Wall Street Prepares for Quantum Dawn 2

By Hal M. Bundrick

NEW YORK ( MainStreet)--In what sounds like the latest Xbox near-future end-of-world title, Quantam Dawn 2 attacks Wall Street today. The cyber security exercise is designed to test response, resolution and coordination processes for the financial services industry and individual firms to a street-wide cyber attack, according to the Securities Industry and Financial Markets Association (SIFMA), which is sponsoring the drill.

"The financial industry takes the issue of cyber security very seriously and is proactively working to mitigate this threat," the association says in a release. "SIFMA is holding the Quantum Dawn 2 exercise to enable both individual firms and the sector as a whole to test their response plans in order to maintain effective and orderly markets and protect clients."

Participants are said to include financial firms of all sizes, as well as exchanges, the U.S. Treasury and the Department of Homeland Security. SIFMA says the number of expected participants is more than double that of the Quantum Dawn 1 exercise held in 2011. That event tested risk practices across equities clearing and trading processes in response to an infrastructure disruption, allowing firms to review the effectiveness of their coordinated incident response plans.

SIFMA organized today's sequel to address the "increasing threat posed to the sector by a coordinated, large scale cyber attack."

Apparently this series has legs. The association is planning yet another crisis simulation for November. That episode will simulate a pandemic influenza event, addressing the possibility of a large number of Wall Street employees being unable to work due to a widespread flu outbreak.

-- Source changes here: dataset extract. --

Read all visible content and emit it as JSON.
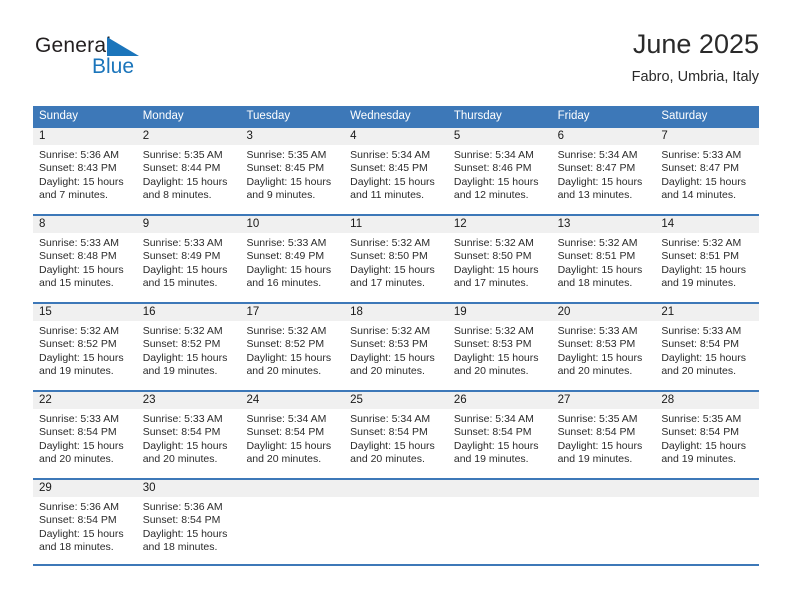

"We're trying to be proactive. It's something we haven't tested as a sector for a good amount of time," says Karl Schimmeck, SIFMA's vice president of financial-services operations. "For a lot of the banks, their footprints have changed dramatically over the past few years and so have their headcounts."

--Written by Hal M. Bundrick